FireScape Science Goals

The FireScape Science Working Group provides a science perspective on issues germane to ecosystem ecology and management. The central goals of the Science Working Group are to:

  • Provide technical support and scientific data for FireScape planning, public participation, and management; and
  • Advance the science of ecosystem management.
  • Communicate support and new information to peers.

Science Working Group Objectives

Provide decision support for ecosystem management

  • Provide technical support, scientific data, and analyses for program- and project-level planning, exploration of alternatives, public and stakeholder communication, and implementation.
  • Collaborate with TEAMS Enterprise and other technical resources toward meeting project objectives.
  • Build local capacity for ongoing post-treatment monitoring and adaptive project management.
  • Build capacity and models for adaptation of science-informed management model to other areas.

Advance the science of landscape fire and ecosystem fire management.

  • Develop a hierarchical Land Type Analysis as a base layer of ecological units/systems.
  • Crosswalk Land Type Analysis to fuel models at the landscape scale.
  • Understand fire behavior on complex post-fire landscapes, using stochastic simulation modeling of fire behavior and effects.
  • Integrate fire history information, field observations, and modeling to assess landscape Fire Return Interval Departure (FRID) from the natural range of variation by vegetation type.
  • Apply to desired future condition assessment and Vegetation Dynamics Development Tool (VDDT) analysis.
  • Use Fuel Moisture Stress Index (FMSI) to assess fire hazard in relation to current and future climate variability.
  • Use Land Types and fire behavior to guide desired future conditions and treatment options.
  • Use LiDAR to estimate carbon pools, forest structure and potential crown fire behavior under current and potential future climate.
  • Understand the effects of buffelgrass invasion on landscape fire behavior and effects.

3. Communicate with peers.
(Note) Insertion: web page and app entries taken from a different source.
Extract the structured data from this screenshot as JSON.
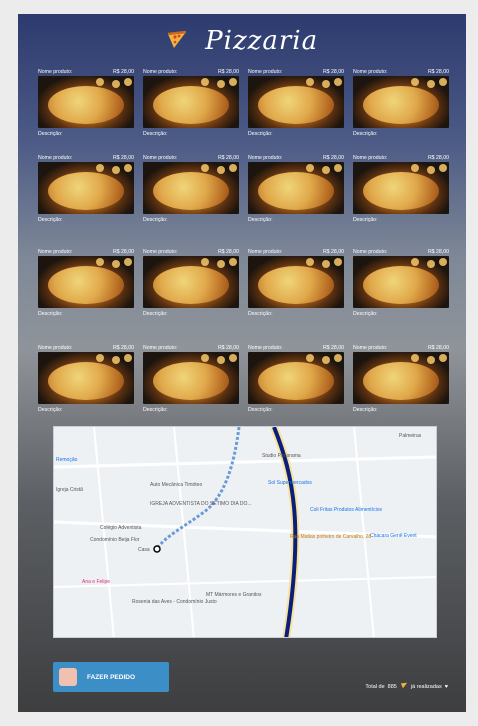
{
  "title": "Pizzaria",
  "product_label": "Nome produto:",
  "price_label": "R$ 28,00",
  "description_label": "Descrição:",
  "map": {
    "labels": [
      "Palmeiras",
      "Studio Panorama",
      "Sol Supermercados",
      "Coli Fritas Produtos Alimentícios",
      "Chácara Genê Event",
      "Auto Mecânica Timóteo",
      "IGREJA ADVENTISTA DO SÉTIMO DIA DO...",
      "Colégio Adventista",
      "Condomínio Beija Flor",
      "Casa",
      "Rua Matias pinheiro de Carvalho, 28",
      "Ana e Felipe",
      "Rosenia das Aves - Condomínio Justo",
      "MT Mármores e Granitos",
      "Remoção",
      "Igreja Cristã"
    ]
  },
  "order_button": "FAZER PEDIDO",
  "footer": {
    "prefix": "Total de",
    "count": "885",
    "suffix": "já realizadas"
  }
}
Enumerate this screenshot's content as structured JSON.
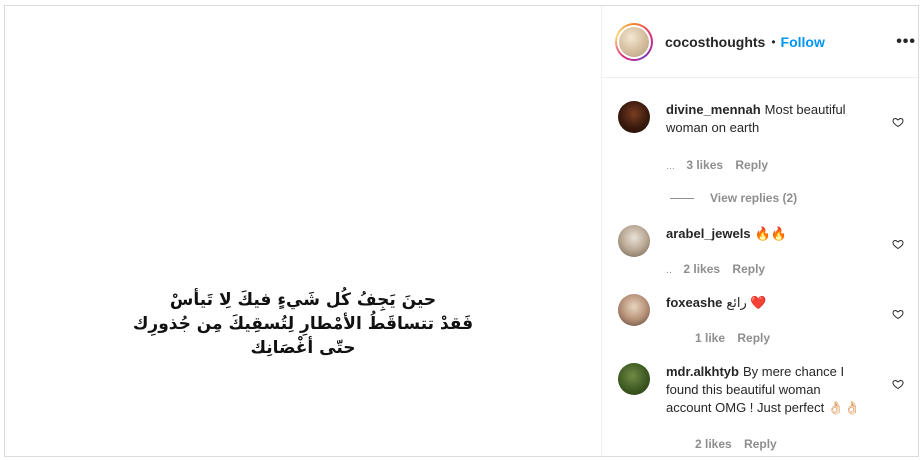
{
  "post": {
    "quote_lines": [
      "حينَ يَجِفُ كُل شَيءٍ فيكَ لِا تَيأسْ",
      "فَقدْ تتساقَطُ الأمْطارِ لِتُسقِيكَ مِن جُذورِك",
      "حتّى أغْصَانِك"
    ]
  },
  "header": {
    "username": "cocosthoughts",
    "separator": "•",
    "follow_label": "Follow",
    "more_label": "•••"
  },
  "comments": [
    {
      "username": "divine_mennah",
      "text": "Most beautiful woman on earth",
      "time": "…",
      "likes": "3 likes",
      "reply": "Reply",
      "view_replies": "View replies (2)"
    },
    {
      "username": "arabel_jewels",
      "text": "🔥🔥",
      "time": "‥",
      "likes": "2 likes",
      "reply": "Reply"
    },
    {
      "username": "foxeashe",
      "text": "رائع ❤️",
      "likes": "1 like",
      "reply": "Reply"
    },
    {
      "username": "mdr.alkhtyb",
      "text": "By mere chance I found this beautiful woman account OMG ! Just perfect 👌🏻👌🏻",
      "likes": "2 likes",
      "reply": "Reply"
    }
  ],
  "colors": {
    "follow": "#0095f6",
    "meta": "#8e8e8e",
    "border": "#dbdbdb"
  }
}
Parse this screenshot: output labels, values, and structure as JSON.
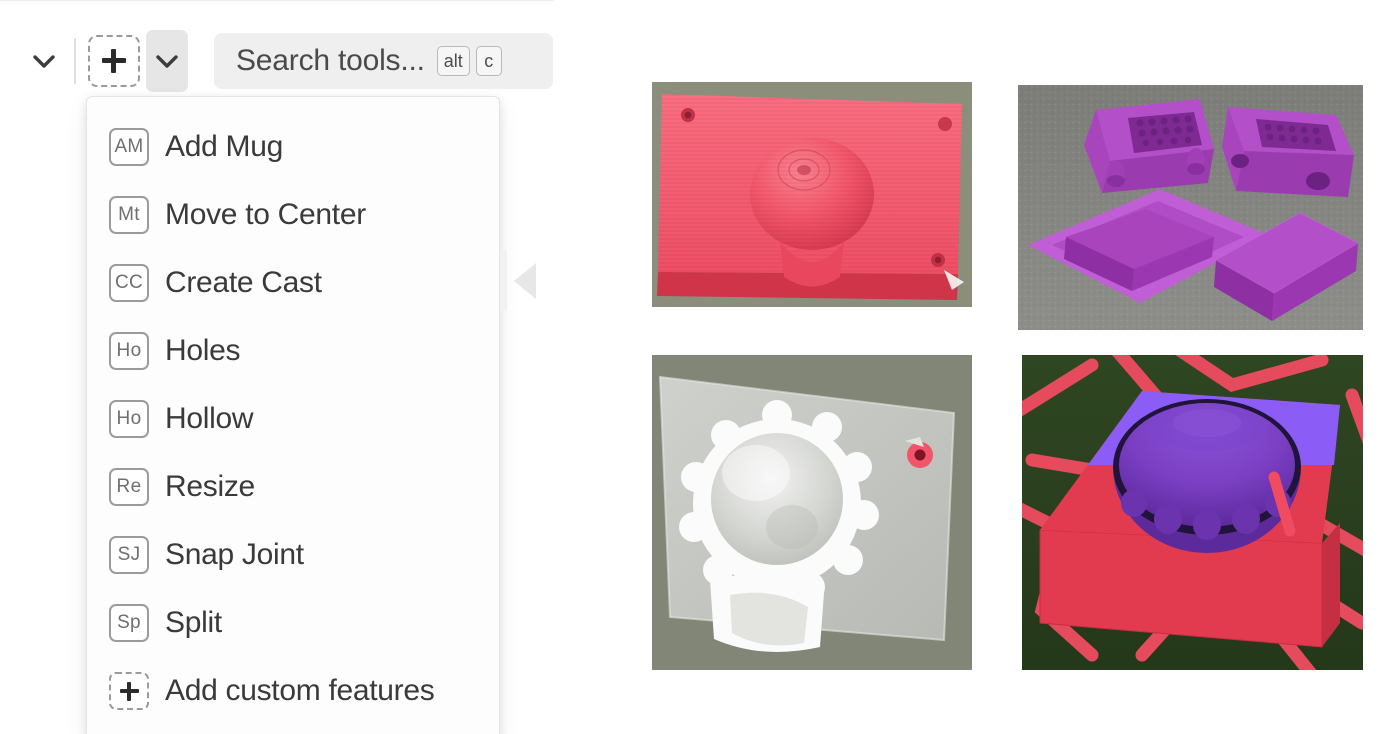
{
  "toolbar": {
    "collapse_chevron_icon": "chevron-down-icon",
    "add_tool_icon": "plus-icon",
    "add_tool_dropdown_icon": "chevron-down-icon",
    "search": {
      "placeholder": "Search tools...",
      "value": "",
      "shortcut_keys": [
        "alt",
        "c"
      ]
    }
  },
  "dropdown_menu": {
    "items": [
      {
        "badge": "AM",
        "label": "Add Mug",
        "badge_style": "solid"
      },
      {
        "badge": "Mt",
        "label": "Move to Center",
        "badge_style": "solid"
      },
      {
        "badge": "CC",
        "label": "Create Cast",
        "badge_style": "solid"
      },
      {
        "badge": "Ho",
        "label": "Holes",
        "badge_style": "solid"
      },
      {
        "badge": "Ho",
        "label": "Hollow",
        "badge_style": "solid"
      },
      {
        "badge": "Re",
        "label": "Resize",
        "badge_style": "solid"
      },
      {
        "badge": "SJ",
        "label": "Snap Joint",
        "badge_style": "solid"
      },
      {
        "badge": "Sp",
        "label": "Split",
        "badge_style": "solid"
      },
      {
        "badge": "+",
        "label": "Add custom features",
        "badge_style": "dashed"
      }
    ]
  },
  "panel": {
    "collapse_handle_icon": "triangle-left-icon"
  },
  "gallery": {
    "photos": [
      {
        "name": "red-dome-block",
        "description": "Red 3D-printed rectangular block with a printed dome on top, two screw holes at corners, on a green cloth background"
      },
      {
        "name": "grey-cast-mold",
        "description": "Grey translucent 3D-printed plate with a white spherical cast cavity and one red screw insert, on green cloth"
      },
      {
        "name": "purple-parts",
        "description": "Four purple 3D-printed mold parts with pin features on a grey concrete floor"
      },
      {
        "name": "render-cutaway",
        "description": "CAD render of a red box with purple cut plane revealing a hemispherical cavity, sitting on a red lattice over grass"
      }
    ]
  },
  "colors": {
    "panel_background": "#ffffff",
    "menu_background": "#fdfdfd",
    "menu_text": "#3a3a3a",
    "badge_border": "#9b9b9b",
    "search_background": "#efefef",
    "active_button_background": "#e6e6e6",
    "photo_red": "#f4566a",
    "photo_purple": "#9b3fb5",
    "photo_violet": "#8b5cf6",
    "photo_grey": "#c9cbc6"
  }
}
  • Create a record of scientific questions central to landscape fire management to communicate this scientific activity to peers in the research and management communities.